So it came to be that, instead of crossing Turkmenistan, we will have to travel back to Europe, cross Azerbaijan as fast as possible and board a ship which will take us from Baku to Aktau in Kazakhstan. Somehow we managed to transit through Azerbaijan in three days and leave the country before we even started to realise that we had arrived. We had learned from our previous mistakes and this time we did not have any expectations towards Azerbaijan – probably the only things we knew about this country were connected with oil and Nagorno-Karabakh. We think that you should let yourself form your own opinion and let everyone else form theirs. Truth be told, there was one reason why we wanted to cross the Iranian/Azeri border as fast as possible – after the dry law of Iran we finally had an opportunity to test real Azeri beer (preferably from two liter plastic bottle).
We had planned to find a way how to cross the Caspian Sea with a ship

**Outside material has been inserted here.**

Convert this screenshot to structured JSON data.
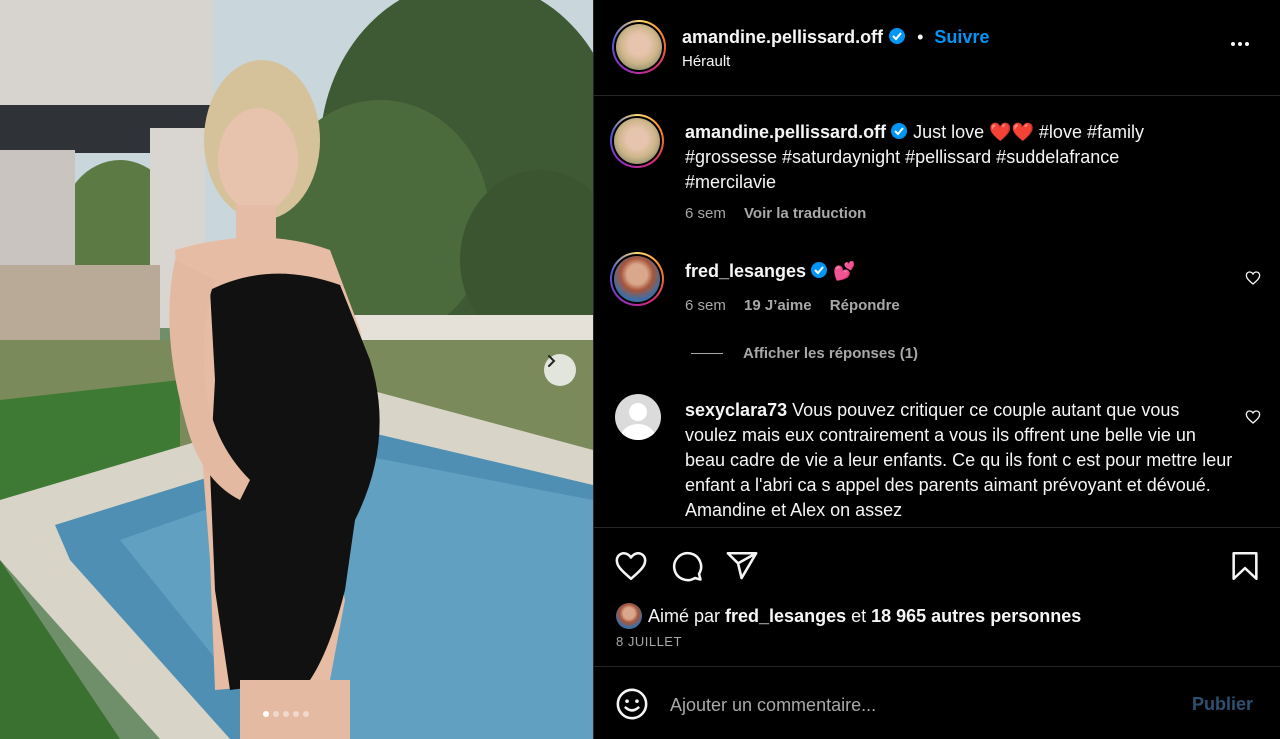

The main reason for staying in Tbilisi for such a long time was connected with the curious incident in Sevastopol, Crimea. In case somebody is still wondering, what really happened in Sevastopol, here is a very short recap – two of our bicycles got stolen by ruthless criminals (you can find out more by watching this or reading this). So we found ourselves in Tbilisi wondering what to do next, because we had to find a way out of this mess or we will have to turn back home. This time we did not have any illusions, that this problem will solve itself and we understood from the very start that it all depends solely on us.
In Georgia they love food and even measure economical indicators with khachapuri
How long can you be lazy and keep on inventing excuses for not doing something? We have understood that it is possible to do it for quite a long time, but eventually we got tired of being lazy or even start to become lazy of being lazy and this very moment is finally here. So finally, after several months, we present to you recap of our Georgian adventures. Before you start to read this very long article, I would like to point out that unfortunately not everything is covered in this blog post and even some of the things that are covered have not been covered in full detail.
Arrival in Georgia
We spent the first night in Georgia not far from the highest mountain in the country – Mt. Kazbeg. That was probably the coldest night I have spent in a tent, the temperature dropped to -10C
We spent the next day in a much more inhabitable environment, but even there the room temperature was around 0 – maybe that was the reason why this room was used as a substitute for a refrigerator.
It was well after midnight when the ferry approached Russian port “Kavkaz” and all of its passengers rushed to get back to their personal vehicles, buses or cargo trucks. I was the only cyclist on board and as soon as the gate opened I was ready to head into the unknown. I could only guess what is waiting for me there – how many kilometres I would have to pedal tonight to get to our camping spot and what will locals think about the flying Latvian flag (we had an impression that a lot of Russians do not like Latvians very much).
I had to encounter the first surprise right after I left the ferry – it turned out that the passenger terminal is located on a narrow and long strip of land and I will have to cycle for approximately eleven kilometres to reach the Russian mainland and thus our camping site. Fearing no darkness and exhaustion I headed to the coast. It was a pleasant surprise to see that the asphalt is of decent quality and the road is lit by countless lanterns. Most probably the road has been renovated to accommodate the increasing flow of transport after the annexation of Crimean peninsula. This comparatively short cycling trip was notable for mainly two reasons – the annoying headwind and the late hour of day. At the very end of this land strip I was greeted by Russian police at the police checkpoint – it was really a pleasant meeting as they allowed me to continue without any interesting questions (they were really friendly and humorous). I waved goodbye to the officers and cycled on to look for our camp site.
As Ivars and Laura perfectly pointed out our resting place in Yalta was in no way ordinary. In the same vein the following day was not ordinary. We were already late (the usual morning ritual took us more than expected and it was already 12.30 when we were ready to leave) and thus there was no more time to waste, I had to jump on the saddle and pedal away.
Before leaving Sevastopol, I had spent some time looking over maps of Southern Crimea to understand what exactly I should expect there (I was particularly interested in elevation profile of the peninsula). For this purpose there is an excellent tool – cycleroute.org. In this simple and intuitive web site you can see the elevation profile for you chosen cycling route – all uphill and downhill sections are highlighted, you can see how steep and long is the climb. In our situation the practical significance was not so evident as we had already decided upon the chosen route. All I could do was to check if my worst fears corresponded to the reality. This time it was what happened – I found out that I will have to battle with several hills higher than the highest “mountain” in Latvia – Gaiziņkalns (312 meters above sea level).
The elevation graph showing the route from Yalta to Solnechnogorsk